One of the first things you see when you walk into the new Fairfax showroom is this sleek, mid-century modern bed and end tables:
And this handsome chest just to the side:
They are from the new Linnaea collection, which has distinctly Swedish roots, considering the initial goal was to create a look that was “Danish Modern.”
“I was looking at plants for inspiration,” co-owner Mark Gatterdam says. He ran across the linnaea borealis, the national flower of Sweden.
“I just kept coming back to this word,” Mark says. And it didn’t hurt that Marketing Director Alison Heath’s favorite coffee shop in her native San Luis Obispo, CA, is called Linnaea’s. And they both loved the organic roots of the word, which they tried to capture in the style of our first mid-century collection:
The craftsmen in the Woodbridge shop spent countless hours coming up with the perfect design prototypes for the Linnaea pieces. There’s even a Linnaea graveyard where the rejects are piled:
The results are worth it – especially in the big-picture scheme of things, Mark says. “My vision was to re-position the organization,” he says. “What that meant was playing with the big boys, coming up with new product lines … Alison said we needed a mid-century modern thing. All I could remember was ugly parents’ furniture that was badly done from the ’70s, but there are some really cool ’40s and ’50s cutting-edge styles.
The customers seem to be happy too – especially all the scientists we get in our Rockville showroom who come from NIH, NASA, Walter Reed Army Medical Center – “and those rock lickers” from the National Geological Survey, Mark adds. They all recognize the Linnaea name.

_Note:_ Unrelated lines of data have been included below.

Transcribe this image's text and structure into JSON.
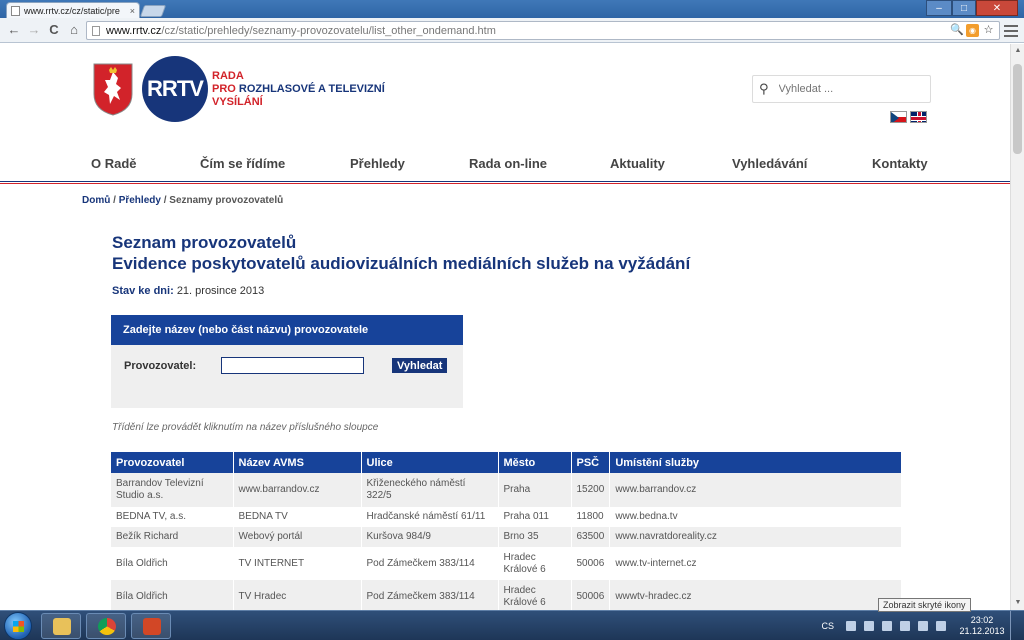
{
  "browser": {
    "tab_title": "www.rrtv.cz/cz/static/pre",
    "tab_close": "×",
    "url_host": "www.rrtv.cz",
    "url_path": "/cz/static/prehledy/seznamy-provozovatelu/list_other_ondemand.htm",
    "back": "←",
    "forward": "→",
    "reload": "C",
    "home": "⌂"
  },
  "header": {
    "logo_abbr": "RRTV",
    "logo_line1": "RADA",
    "logo_line2_part1": "PRO",
    "logo_line2_part2": "ROZHLASOVÉ A TELEVIZNÍ",
    "logo_line3": "VYSÍLÁNÍ",
    "search_placeholder": "Vyhledat ..."
  },
  "nav": [
    "O Radě",
    "Čím se řídíme",
    "Přehledy",
    "Rada on-line",
    "Aktuality",
    "Vyhledávání",
    "Kontakty"
  ],
  "breadcrumb": {
    "home": "Domů",
    "sep": " / ",
    "section": "Přehledy",
    "current": "Seznamy provozovatelů"
  },
  "page": {
    "title_line1": "Seznam provozovatelů",
    "title_line2": "Evidence poskytovatelů audiovizuálních mediálních služeb na vyžádání",
    "state_label": "Stav ke dni:",
    "state_value": "21. prosince 2013",
    "search_head": "Zadejte název (nebo část názvu) provozovatele",
    "search_label": "Provozovatel:",
    "search_button": "Vyhledat",
    "sort_note": "Třídění lze provádět kliknutím na název příslušného sloupce"
  },
  "table": {
    "headers": [
      "Provozovatel",
      "Název AVMS",
      "Ulice",
      "Město",
      "PSČ",
      "Umístění služby"
    ],
    "rows": [
      [
        "Barrandov Televizní Studio a.s.",
        "www.barrandov.cz",
        "Křiženeckého náměstí 322/5",
        "Praha",
        "15200",
        "www.barrandov.cz"
      ],
      [
        "BEDNA TV, a.s.",
        "BEDNA TV",
        "Hradčanské náměstí 61/11",
        "Praha 011",
        "11800",
        "www.bedna.tv"
      ],
      [
        "Bežík Richard",
        "Webový portál",
        "Kuršova 984/9",
        "Brno 35",
        "63500",
        "www.navratdoreality.cz"
      ],
      [
        "Bíla Oldřich",
        "TV INTERNET",
        "Pod Zámečkem 383/114",
        "Hradec Králové 6",
        "50006",
        "www.tv-internet.cz"
      ],
      [
        "Bíla Oldřich",
        "TV Hradec",
        "Pod Zámečkem 383/114",
        "Hradec Králové 6",
        "50006",
        "wwwtv-hradec.cz"
      ]
    ]
  },
  "taskbar": {
    "lang": "CS",
    "time": "23:02",
    "date": "21.12.2013",
    "tooltip": "Zobrazit skryté ikony"
  }
}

“Several customers immediately knew what the reference was,” Mark says. “Linnaea was more recognizable than I had anticipated, which made us happy. In people’s minds, it’s organic. Other people just think it’s a nice word.”